Referring to FIGS. 7 and 8, it will be seen that one of the advantages of this invention is the adaptability of the invention to china toilets which are difficult to maintain tolerances. The china bowl 12 is a fired clay body having low porosity that resembles glass. As shown in FIG. 7, the toilet bowl 12 has a base 80 and a cavity 81 which extends upwardly in the bowl 12. The base 80 is adapted to be mounted on the floor and is retained on the floor by mounting bolts 82. The base 80 carries a fixture 84 which includes a tubular section 86, which is aligned with the bowl opening 16, and an upwardly extending annular rim 88. A seal member 90 made of rubber or the like is mounted on the rim 88 and sealingly abuts a tubular member 92 mounted to the bowl 12 below the side blade 66 and through which the water from the bowl 12 is directed downwardly into a floor mounted pipe 94 that extends into the holding tank (not shown). In the toilet shown in FIG. 7, the distance between the bowl opening 16 and the fixture 84 is minimal.
In FIG. 8, a toilet is shown in which the distance between the slide blade 66 and the base 84 is at a maximum. This maximum distance is achieved by a cavity 96, which is much longer than the cavity 81 in the bowl 12 shown in FIG. 7, and the bowl 12 is of a maximum height. In this cavity 96, a slip tube 98 is provided to accommodate the increased height of the cavity 96. The upper end of the slip tube 98 is provided with a seal 100 that is identical to the seal 90 in FIG. 7 and which telescopingly receives tubular section 92. The lower end of slip tube 98 is dimensioned to be the same as tubular section 92 and is telescopingly received in tubular section 86, sealingly engaged by seal 90. As such, the slip tube 98 allows the exact same parts to be used with a low height toilet 10 as with a “taller” height toilet 10 while providing a leak proof path for water from the bowl 12 to the floor mounted pipe 94. Like parts in FIGS. 7 and 8 are identified by similar numerals.

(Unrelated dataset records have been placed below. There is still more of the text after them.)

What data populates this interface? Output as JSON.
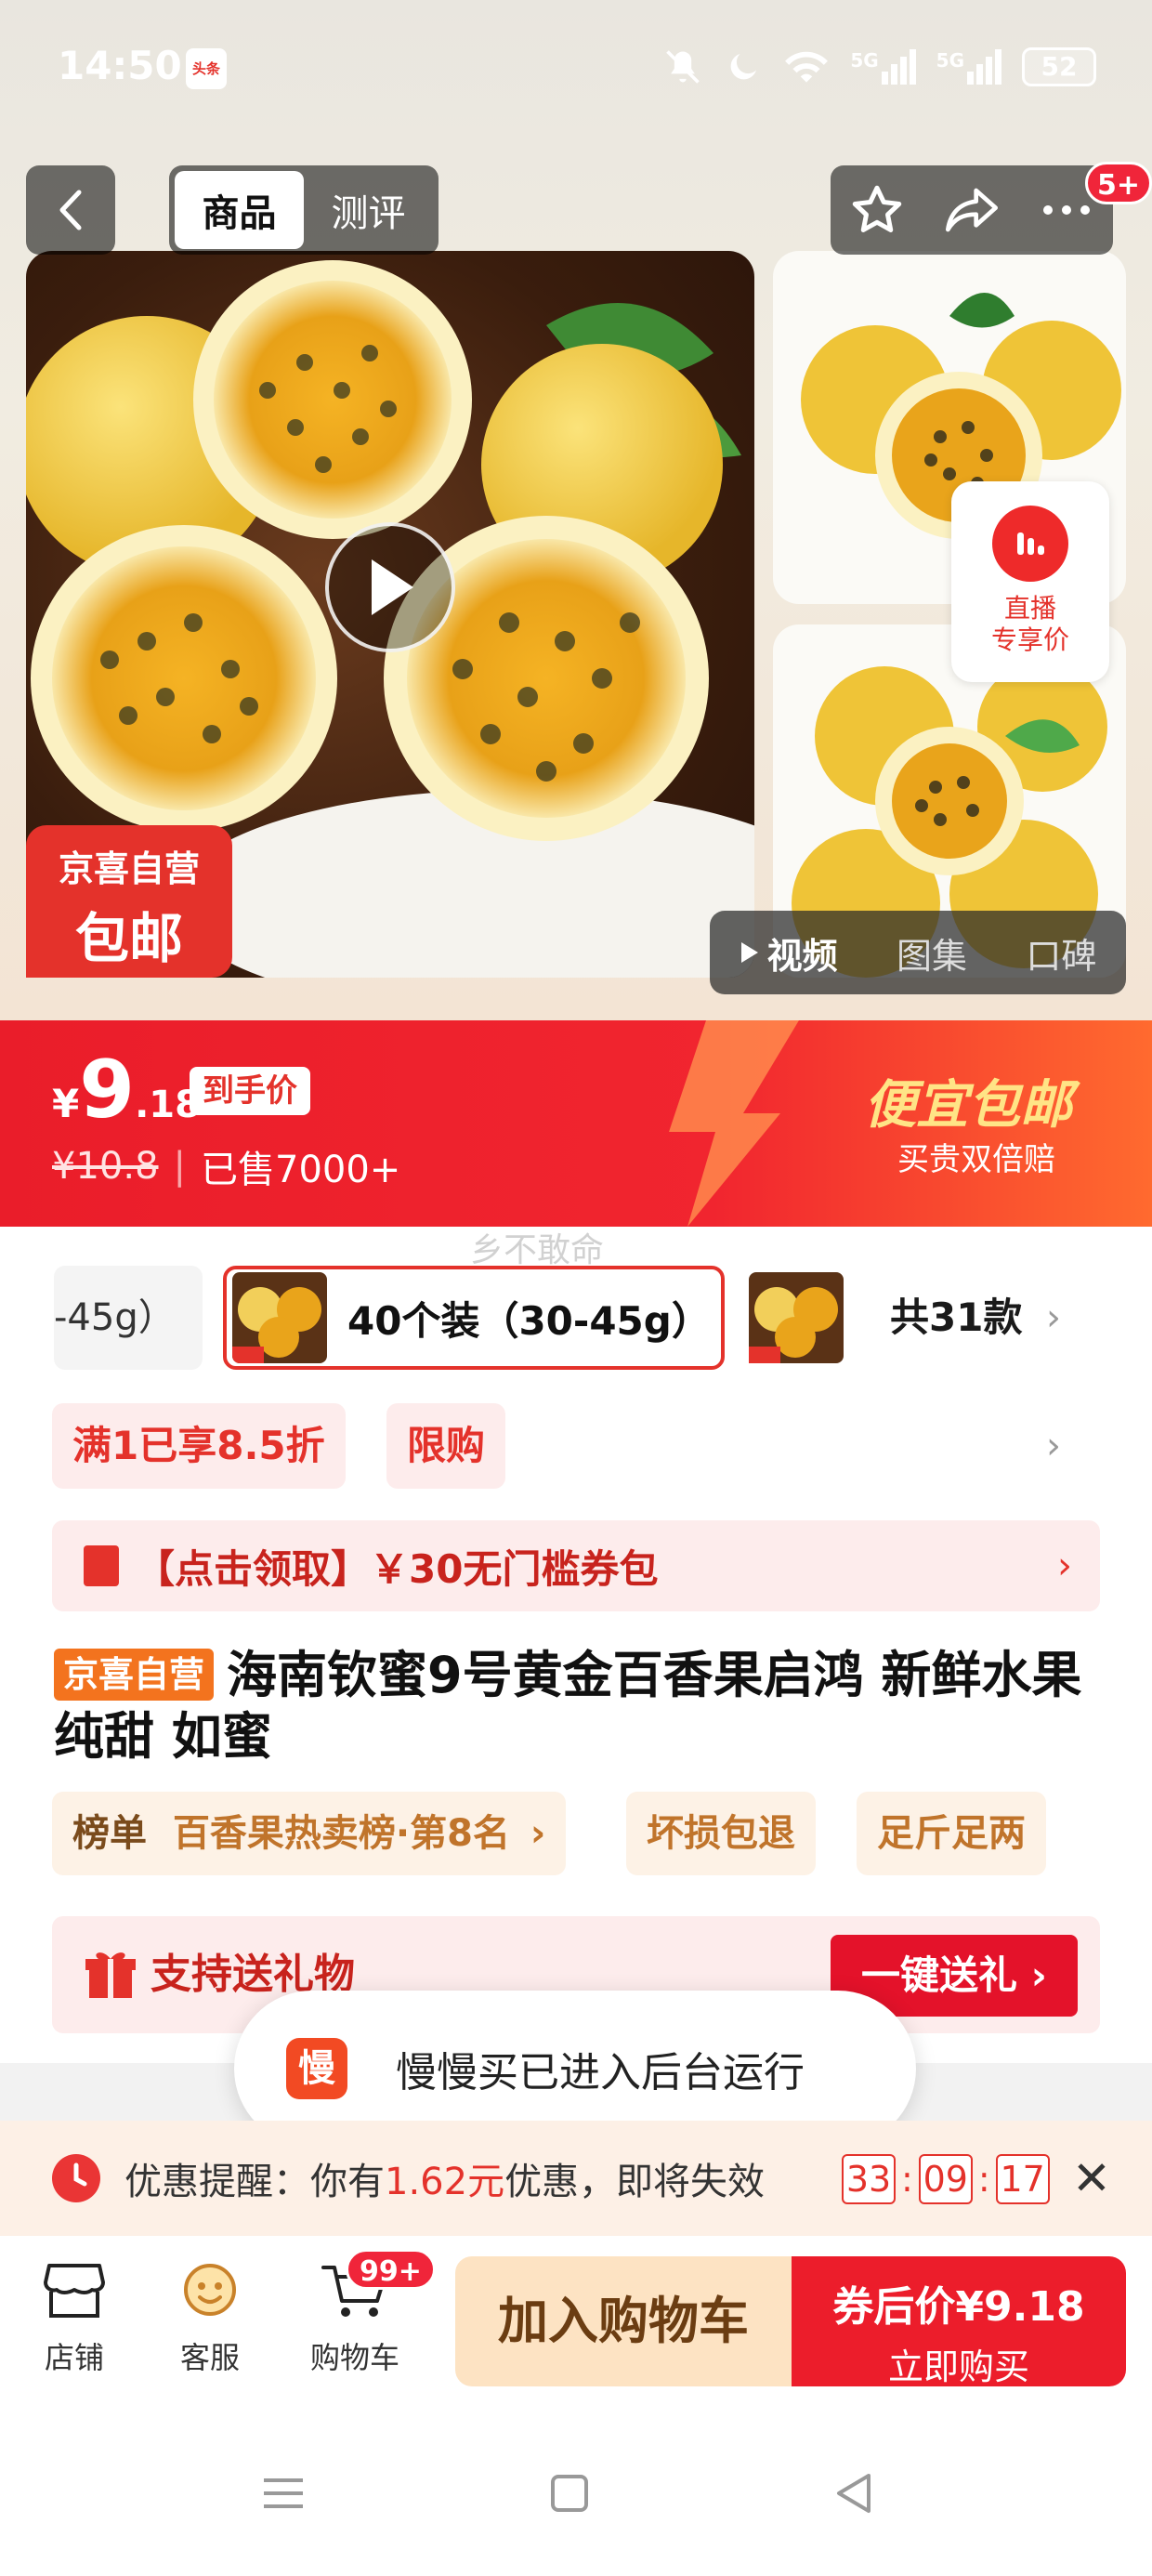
{
  "status_bar": {
    "time": "14:50",
    "app_icon_text": "头条",
    "network_1": "5G",
    "network_2": "5G",
    "battery": "52"
  },
  "header": {
    "tabs": [
      {
        "label": "商品",
        "active": true
      },
      {
        "label": "测评",
        "active": false
      }
    ],
    "message_badge": "5+"
  },
  "gallery": {
    "promo_tag_line1": "京喜自营",
    "promo_tag_line2": "包邮",
    "live_label_line1": "直播",
    "live_label_line2": "专享价",
    "media_tabs": [
      {
        "label": "视频",
        "active": true
      },
      {
        "label": "图集",
        "active": false
      },
      {
        "label": "口碑",
        "active": false
      }
    ]
  },
  "price": {
    "currency": "¥",
    "integer": "9",
    "decimal": ".18",
    "price_tag": "到手价",
    "original": "¥10.8",
    "sold": "已售7000+",
    "slogan": "便宜包邮",
    "slogan_sub": "买贵双倍赔"
  },
  "watermark": "乡不敢命",
  "sku": {
    "prev_label": "-45g）",
    "selected_label": "40个装（30-45g）",
    "total": "共31款"
  },
  "promos": {
    "discount": "满1已享8.5折",
    "limit": "限购"
  },
  "coupon": {
    "text": "【点击领取】￥30无门槛券包"
  },
  "product": {
    "tag": "京喜自营",
    "title": "海南钦蜜9号黄金百香果启鸿 新鲜水果纯甜 如蜜"
  },
  "rank": {
    "label": "榜单",
    "value": "百香果热卖榜·第8名",
    "chevron": "›",
    "chip2": "坏损包退",
    "chip3": "足斤足两"
  },
  "gift": {
    "text": "支持送礼物",
    "button": "一键送礼 ›"
  },
  "toast": {
    "icon_text": "慢",
    "text": "慢慢买已进入后台运行"
  },
  "reminder": {
    "prefix": "优惠提醒：你有",
    "amount": "1.62元",
    "suffix": "优惠，即将失效",
    "timer": [
      "33",
      "09",
      "17"
    ],
    "close": "✕"
  },
  "bottom_bar": {
    "shop": "店铺",
    "service": "客服",
    "cart": "购物车",
    "cart_badge": "99+",
    "add_to_cart": "加入购物车",
    "buy_line1": "券后价¥9.18",
    "buy_line2": "立即购买"
  },
  "colors": {
    "brand_red": "#e4322b",
    "price_gradient_start": "#ea1d2a",
    "price_gradient_end": "#ff6a2f",
    "slogan_yellow": "#ffe486",
    "add_cart_bg": "#fde3c3"
  }
}
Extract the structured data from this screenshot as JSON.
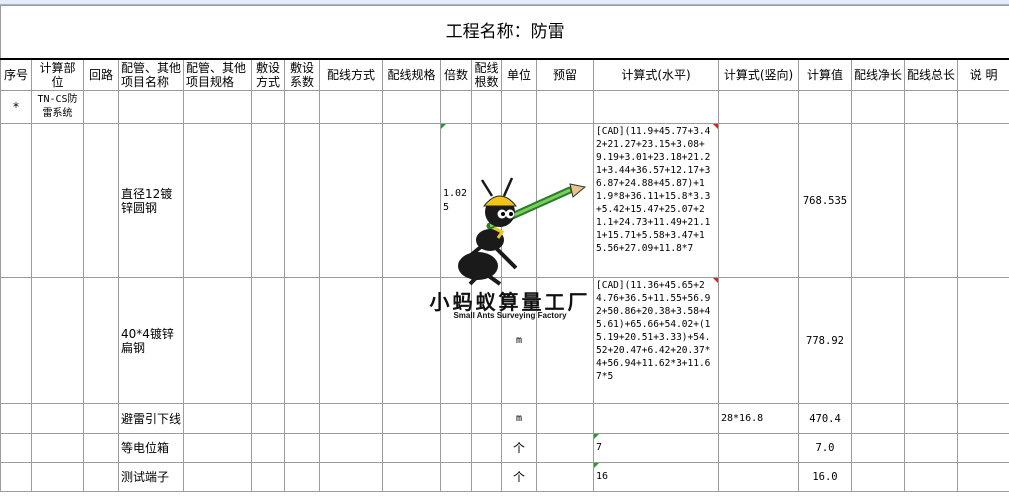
{
  "title": "工程名称：防雷",
  "headers": {
    "seq": "序号",
    "part": "计算部位",
    "loop": "回路",
    "item_name": "配管、其他项目名称",
    "item_spec": "配管、其他项目规格",
    "lay_method": "敷设方式",
    "lay_coef": "敷设系数",
    "wire_method": "配线方式",
    "wire_spec": "配线规格",
    "multiple": "倍数",
    "wire_count": "配线根数",
    "unit": "单位",
    "reserve": "预留",
    "formula_h": "计算式(水平)",
    "formula_v": "计算式(竖向)",
    "calc_value": "计算值",
    "net_length": "配线净长",
    "total_length": "配线总长",
    "note": "说 明"
  },
  "rows": [
    {
      "seq": "*",
      "part": "TN-CS防雷系统"
    },
    {
      "item_name": "直径12镀锌圆钢",
      "multiple": "1.025",
      "formula_h": "[CAD](11.9+45.77+3.42+21.27+23.15+3.08+9.19+3.01+23.18+21.21+3.44+36.57+12.17+36.87+24.88+45.87)+11.9*8+36.11+15.8*3.3+5.42+15.47+25.07+21.1+24.73+11.49+21.11+15.71+5.58+3.47+15.56+27.09+11.8*7",
      "calc_value": "768.535"
    },
    {
      "item_name": "40*4镀锌扁钢",
      "unit": "m",
      "formula_h": "[CAD](11.36+45.65+24.76+36.5+11.55+56.92+50.86+20.38+3.58+45.61)+65.66+54.02+(15.19+20.51+3.33)+54.52+20.47+6.42+20.37*4+56.94+11.62*3+11.67*5",
      "calc_value": "778.92"
    },
    {
      "item_name": "避雷引下线",
      "unit": "m",
      "formula_v": "28*16.8",
      "calc_value": "470.4"
    },
    {
      "item_name": "等电位箱",
      "unit": "个",
      "formula_h": "7",
      "calc_value": "7.0"
    },
    {
      "item_name": "测试端子",
      "unit": "个",
      "formula_h": "16",
      "calc_value": "16.0"
    }
  ],
  "logo": {
    "name_cn": "小蚂蚁算量工厂",
    "name_en": "Small Ants Surveying Factory"
  }
}
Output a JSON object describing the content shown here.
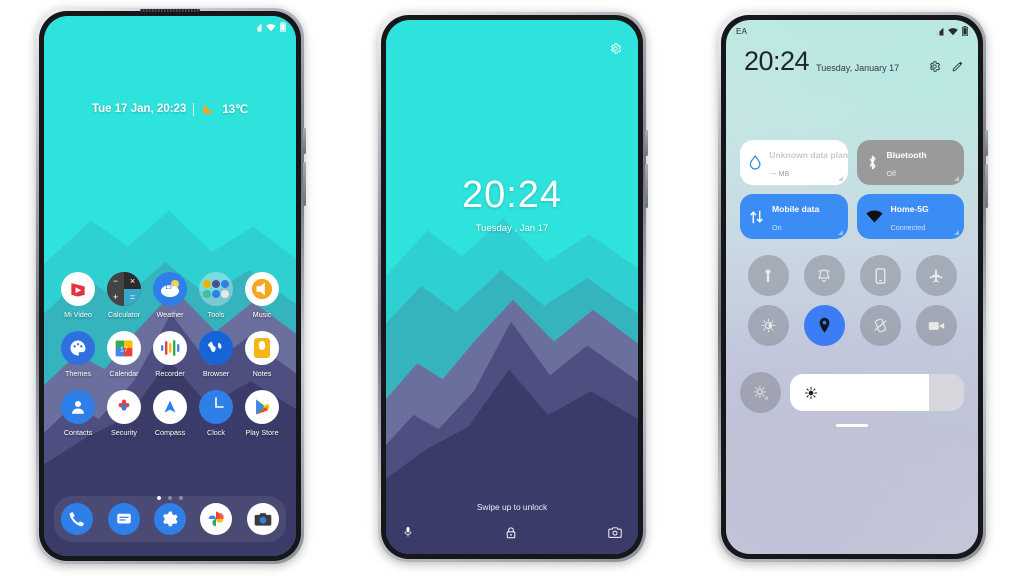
{
  "phone1": {
    "name": "home-screen",
    "statusbar": {
      "signal_icon": "signal-icon",
      "wifi_icon": "wifi-icon",
      "battery_icon": "battery-icon"
    },
    "widget": {
      "datetime": "Tue 17 Jan, 20:23",
      "weather_icon": "moon-icon",
      "temperature": "13℃"
    },
    "apps": [
      [
        {
          "label": "Mi Video",
          "icon": "mi-video-icon"
        },
        {
          "label": "Calculator",
          "icon": "calculator-icon"
        },
        {
          "label": "Weather",
          "icon": "weather-icon"
        },
        {
          "label": "Tools",
          "icon": "tools-folder-icon"
        },
        {
          "label": "Music",
          "icon": "music-icon"
        }
      ],
      [
        {
          "label": "Themes",
          "icon": "themes-icon"
        },
        {
          "label": "Calendar",
          "icon": "calendar-icon"
        },
        {
          "label": "Recorder",
          "icon": "recorder-icon"
        },
        {
          "label": "Browser",
          "icon": "browser-icon"
        },
        {
          "label": "Notes",
          "icon": "notes-icon"
        }
      ],
      [
        {
          "label": "Contacts",
          "icon": "contacts-icon"
        },
        {
          "label": "Security",
          "icon": "security-icon"
        },
        {
          "label": "Compass",
          "icon": "compass-icon"
        },
        {
          "label": "Clock",
          "icon": "clock-icon"
        },
        {
          "label": "Play Store",
          "icon": "play-store-icon"
        }
      ]
    ],
    "page_dots": {
      "count": 3,
      "active": 1
    },
    "dock": [
      {
        "label": "Phone",
        "icon": "phone-icon"
      },
      {
        "label": "Messages",
        "icon": "messages-icon"
      },
      {
        "label": "Settings",
        "icon": "settings-gear-icon"
      },
      {
        "label": "Photos",
        "icon": "photos-icon"
      },
      {
        "label": "Camera",
        "icon": "camera-icon"
      }
    ]
  },
  "phone2": {
    "name": "lock-screen",
    "settings_icon": "gear-icon",
    "time": "20:24",
    "date": "Tuesday , Jan 17",
    "hint": "Swipe up to unlock",
    "shortcuts": [
      {
        "icon": "microphone-icon"
      },
      {
        "icon": "lock-icon"
      },
      {
        "icon": "camera-icon"
      }
    ]
  },
  "phone3": {
    "name": "quick-settings-panel",
    "statusbar": {
      "carrier": "EA",
      "signal_icon": "signal-icon",
      "wifi_icon": "wifi-icon",
      "battery_icon": "battery-icon"
    },
    "time": "20:24",
    "date": "Tuesday, January 17",
    "header_icons": [
      {
        "icon": "settings-gear-icon"
      },
      {
        "icon": "edit-pencil-icon"
      }
    ],
    "big_tiles": [
      {
        "title": "Unknown data plan",
        "subtitle": "--- MB",
        "icon": "data-usage-drop-icon",
        "style": "white"
      },
      {
        "title": "Bluetooth",
        "subtitle": "Off",
        "icon": "bluetooth-icon",
        "style": "gray"
      },
      {
        "title": "Mobile data",
        "subtitle": "On",
        "icon": "mobile-data-icon",
        "style": "blue"
      },
      {
        "title": "Home-5G",
        "subtitle": "Connected",
        "icon": "wifi-icon",
        "style": "blue"
      }
    ],
    "mini_tiles": [
      {
        "icon": "flashlight-icon",
        "active": false
      },
      {
        "icon": "ring-bell-icon",
        "active": false
      },
      {
        "icon": "vibrate-phone-icon",
        "active": false
      },
      {
        "icon": "airplane-icon",
        "active": false
      },
      {
        "icon": "dark-mode-icon",
        "active": false
      },
      {
        "icon": "location-pin-icon",
        "active": true
      },
      {
        "icon": "rotation-lock-icon",
        "active": false
      },
      {
        "icon": "screen-record-icon",
        "active": false
      }
    ],
    "brightness": {
      "icon": "auto-brightness-icon",
      "slider_icon": "brightness-sun-icon",
      "level": 80
    }
  },
  "colors": {
    "sky": "#2ee3dc",
    "mountain_1": "#2fd6d2",
    "mountain_2": "#36b8bd",
    "mountain_3": "#6b6f9e",
    "mountain_4": "#4a4b7c",
    "mountain_5": "#3a3a66",
    "accent_blue": "#3c8cf5",
    "tile_gray": "#9a9a9a",
    "moon_orange": "#f5a623"
  }
}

The use of the seals 90 and 100 in the toilets shown in FIGS. 7 and 8 enable the manufacture of leak proof passages in the bowls 12 even though the bowls are not of a consistent size because of the inherent characteristics of china clay.
In the use of the toilet 10, to institute full flush activation, the user depresses the button 54 on the pad 52 which is connected by wiring 59 to the circuit board assembly 58 which includes a microprocessor which signals to the dual solenoid water valve 60 which operates to alternately open and close the nozzles 30 and 32 and that sequence continues until the control board 58 times out. During the providing of water from the nozzles 30 and 32, the circuit board assembly 58 also activates the motor 70 to cause the slide blade 66 to open, removing all contents from the bowl 12. After a set amount of time, the circuit board assembly 58 also causes the motor 70 to close the slide blade 66. In case it is desired to clean the flush system, the button 56 can be repeatedly depressed to flush the system to the satisfaction of the user.
To add water to the bowl either before or following the full flushing of the toilet 10, a second button 56 can be depressed thereby signaling the circuit board assembly 58 to open both of the nozzles 30 and 32 at the same time so as to add more flush water to the bowl 12 in a very short time.
In light of the above, it is seen that this toilet 10 provides a china bowl 12 that can operate to uniformly wet the inside of the bowl 12 during a flushing operation. A modern electronically controlled flush water system provides for alternate flushing water on the contoured ledges 20 and 22 on the inside of the bowl. Similarly, the clutch drive for the slide valve 66 ensures a long life for the valve 66.